Like powder coating and electroplating, hot blackening coats the metal. This process uses a heated process to make the surface highly durable. The result has a black color, unlike other lighter-colored coatings. If color is more important than durability, don’t use hot blackening. Since it’s used to enhance abrasion resistance, hot blackening is best with harder metals. This coating is also ideal for heavy-use items, such as firearm components, hand tools, and auto parts.
Vibratory finishing is often used for large-scale projects. Though the equipment required is expensive, it operates faster than tumble finishing, according to Finishing Systems. If speed is of the essence for finishing numerous metal pieces, vibratory finishing is best. Though hand polishing works for individual pieces, you cannot get the same polishing effects from hand work as you can with a vibratory machine. This is an ideal method if you have surface defects you need to remove.
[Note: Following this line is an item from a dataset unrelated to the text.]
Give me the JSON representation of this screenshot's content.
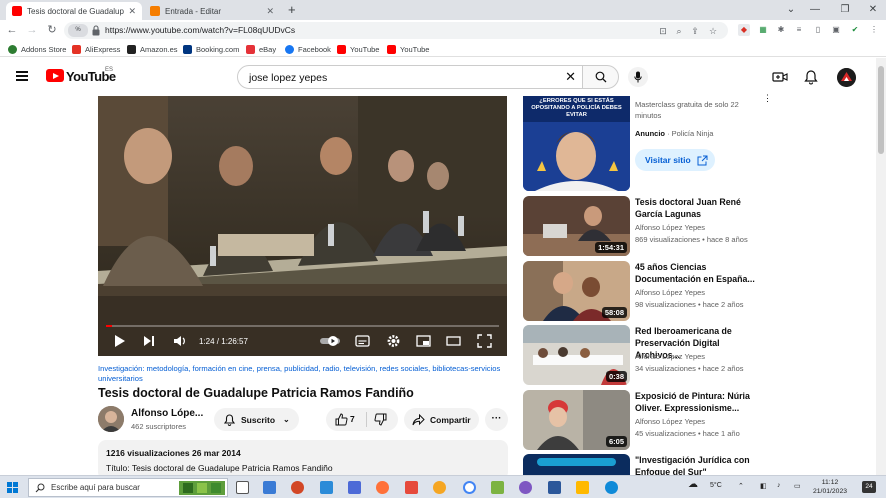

Grinding produces a wide range of finishes, but it requires skilled workers to use the grinders on individual pieces. This process takes time and multiple steps to achieve the smoothest finish. It’s best for mold-making where molds require precise, perfect smoothness inside. According to Mold Making Technology, good grinding requires three major steps – grinding, hand stoning and diamond polishing. With each step, the finish becomes smoother and finer.
Sand-blasting works best for large, flat surfaces that require a matte finish. This process requires special eye and respiratory protection for workers who use blasters that force tiny particles at the metal. Since it uses sand to shape the metal, this process is better for softer metals, which are more easily formed by the sand. As expected, skip sand-blasting for very small, fragile or highly detailed pieces.
Buff polishing does an excellent job with creating a smooth, non-textured surface. It uses a cloth on a polishing machine to give a rounded finish. While the finish can’t be topped with a buff polisher, it cannot be used if you have intricately designed metal pieces with small crevices the cloth cannot reach. It’s also not ideal for very fragile pieces.
Brushing metal gives it a uniform finish, thanks to the design of the machine. Unlike grinders, which require precise movements over the metal, brushing only needs the piece to be held against a belt. The brushing merges the best of buffing and grinding to smooth out defects and create a pristine surface. Special brushes may be used to create specific grains on the final product.
Choosing the Right Finishing Method
Not every job will require the same finishing method. Decide the technique based on the metal, its final use, and the cost. For mass production, consider tumble or vibratory finishing. Your available time and budget will narrow these options to one. Both methods have their own advantages.
Select from among the other techniques for smaller orders, but always consider the labor you have available. Never opt for grinding unless you have enough skilled laborers to do the job correctly. The finishing method you choose can define both your finished products and your bottom line. It’s not a decision to make lightly.